"People ask if Whovians are like Trekkies," Katz says, referring to the rabid group of "Star Trek" fans circulating in America. "I think that Trekkies are more partial to science fiction, while Dr. Who fans are. in one way or another, Interested in theater.

"It's definitely an older audience," he continues. "Whovians include professors, doctors, businessmen, people from all walks of life."

The program went through two lead actors in England (due, by way of explanation to the audience, to Who's regenerative ability, but in actuality because the first actor had died) before catching on. "It was very much a week-to-week operation," Katz explains. "It was low budget, filler stuff for BBC.

"The 'craze' began when they introduced the Daleks. Most people I know think the Daleks are about the dumbest thing going. But you remembered them. All of a sudden, people were walking around in England with things on their heads going 'Exterminate! Exterminate!.' That got their attention, definitely."

Katz says the awareness changed. When the program was tried out on U.S. audiences seven years ago, it flopped. Public TV got hold of it in 1980, and, with the right promotion, the show begat Whovians on this side of the Atlantic.

"When we first got into it, we couldn't tell our kids," Katz says, "it was very much a closet-case thing. After a while, my partner and I realized there might be a future in promoting Dr. Who in America."

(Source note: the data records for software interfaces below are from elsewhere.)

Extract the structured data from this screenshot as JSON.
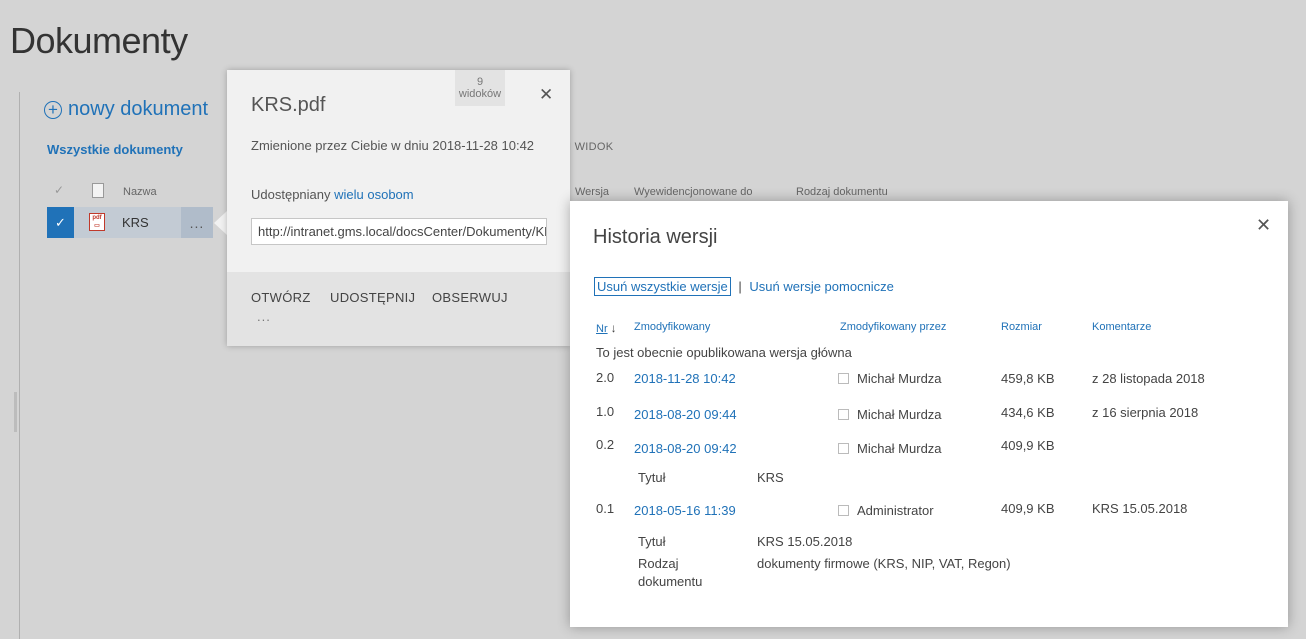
{
  "page": {
    "title": "Dokumenty"
  },
  "toolbar": {
    "new_document": "nowy dokument"
  },
  "views": {
    "all_documents": "Wszystkie dokumenty",
    "new_view_suffix": "N WIDOK"
  },
  "columns": {
    "name": "Nazwa",
    "version": "Wersja",
    "checked_out_to": "Wyewidencjonowane do",
    "document_type": "Rodzaj dokumentu"
  },
  "list": {
    "rows": [
      {
        "name": "KRS",
        "menu": "..."
      }
    ]
  },
  "callout": {
    "title": "KRS.pdf",
    "views_count": "9",
    "views_label": "widoków",
    "changed": "Zmienione przez Ciebie w dniu 2018-11-28 10:42",
    "shared_prefix": "Udostępniany",
    "shared_link": "wielu osobom",
    "url": "http://intranet.gms.local/docsCenter/Dokumenty/KRS.pdf",
    "actions": {
      "open": "OTWÓRZ",
      "share": "UDOSTĘPNIJ",
      "follow": "OBSERWUJ",
      "more": "..."
    }
  },
  "dialog": {
    "title": "Historia wersji",
    "delete_all": "Usuń wszystkie wersje",
    "separator": "|",
    "delete_minor": "Usuń wersje pomocnicze",
    "headers": {
      "nr": "Nr",
      "modified": "Zmodyfikowany",
      "modified_by": "Zmodyfikowany przez",
      "size": "Rozmiar",
      "comments": "Komentarze"
    },
    "published_note": "To jest obecnie opublikowana wersja główna",
    "versions": [
      {
        "nr": "2.0",
        "modified": "2018-11-28 10:42",
        "by": "Michał Murdza",
        "size": "459,8 KB",
        "comment": "z 28 listopada 2018"
      },
      {
        "nr": "1.0",
        "modified": "2018-08-20 09:44",
        "by": "Michał Murdza",
        "size": "434,6 KB",
        "comment": "z 16 sierpnia 2018"
      },
      {
        "nr": "0.2",
        "modified": "2018-08-20 09:42",
        "by": "Michał Murdza",
        "size": "409,9 KB",
        "comment": ""
      },
      {
        "nr": "0.1",
        "modified": "2018-05-16 11:39",
        "by": "Administrator",
        "size": "409,9 KB",
        "comment": "KRS 15.05.2018"
      }
    ],
    "properties": {
      "title_label": "Tytuł",
      "v02_title": "KRS",
      "v01_title": "KRS 15.05.2018",
      "doc_type_label_1": "Rodzaj",
      "doc_type_label_2": "dokumentu",
      "v01_doc_type": "dokumenty firmowe (KRS, NIP, VAT, Regon)"
    }
  }
}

When the British fan club failed to satisfy him ("Cheap T-shirts" Katz scoffs), he quit the men's clothing business and began the Dr. Who Fan Club of America. It has Just celebrated its first birthday.

"I'm now doing what I'd dreamed that I would most liked to for a living," Ron Katz extolls. "Sometimes I think I am an old teen-ager, but I don't like to think about it ever ending."

Advance tickets for the Whovian Festival are available at the Reitz Union Box Office, today and Saturday, for $3. They'll be $4 at the door Sunday. All proceeds from ticket sales will go to WUFT Channel-5.


Caption: A NEW DR. WHO Peter Davidson replaces Tom Baker

Spelling correction: Peter Davison

Disclaimer: These citations are created on-the-fly using primitive parsing techniques. You should double-check all citations. Send feedback to whovian@cuttingsarchive.org

  • APA 6th ed.: DeYoung, Bill (1983-03-11). Dr. Who brings a new dimension to space. The Gainesville Sun p. Scene Magazine, p. 11.
  • MLA 7th ed.: DeYoung, Bill. "Dr. Who brings a new dimension to space." The Gainesville Sun [add city] 1983-03-11, Scene Magazine, p. 11. Print.
  • Chicago 15th ed.: DeYoung, Bill. "Dr. Who brings a new dimension to space." The Gainesville Sun, edition, sec., 1983-03-11
  • Turabian: DeYoung, Bill. "Dr. Who brings a new dimension to space." The Gainesville Sun, 1983-03-11, section, Scene Magazine, p. 11 edition.
  • Wikipedia (this article): <ref>{{cite news| title=Dr. Who brings a new dimension to space | url=http://cuttingsarchive.org/index.php/Dr._Who_brings_a_new_dimension_to_space | work=The Gainesville Sun | pages=Scene Magazine, p. 11 | date=1983-03-11 | via=Doctor Who Cuttings Archive | accessdate=19 September 2019 }}</ref>
  • Wikipedia (this page): <ref>{{cite web | title=Dr. Who brings a new dimension to space | url=http://cuttingsarchive.org/index.php/Dr._Who_brings_a_new_dimension_to_space | work=Doctor Who Cuttings Archive | accessdate=19 September 2019}}</ref>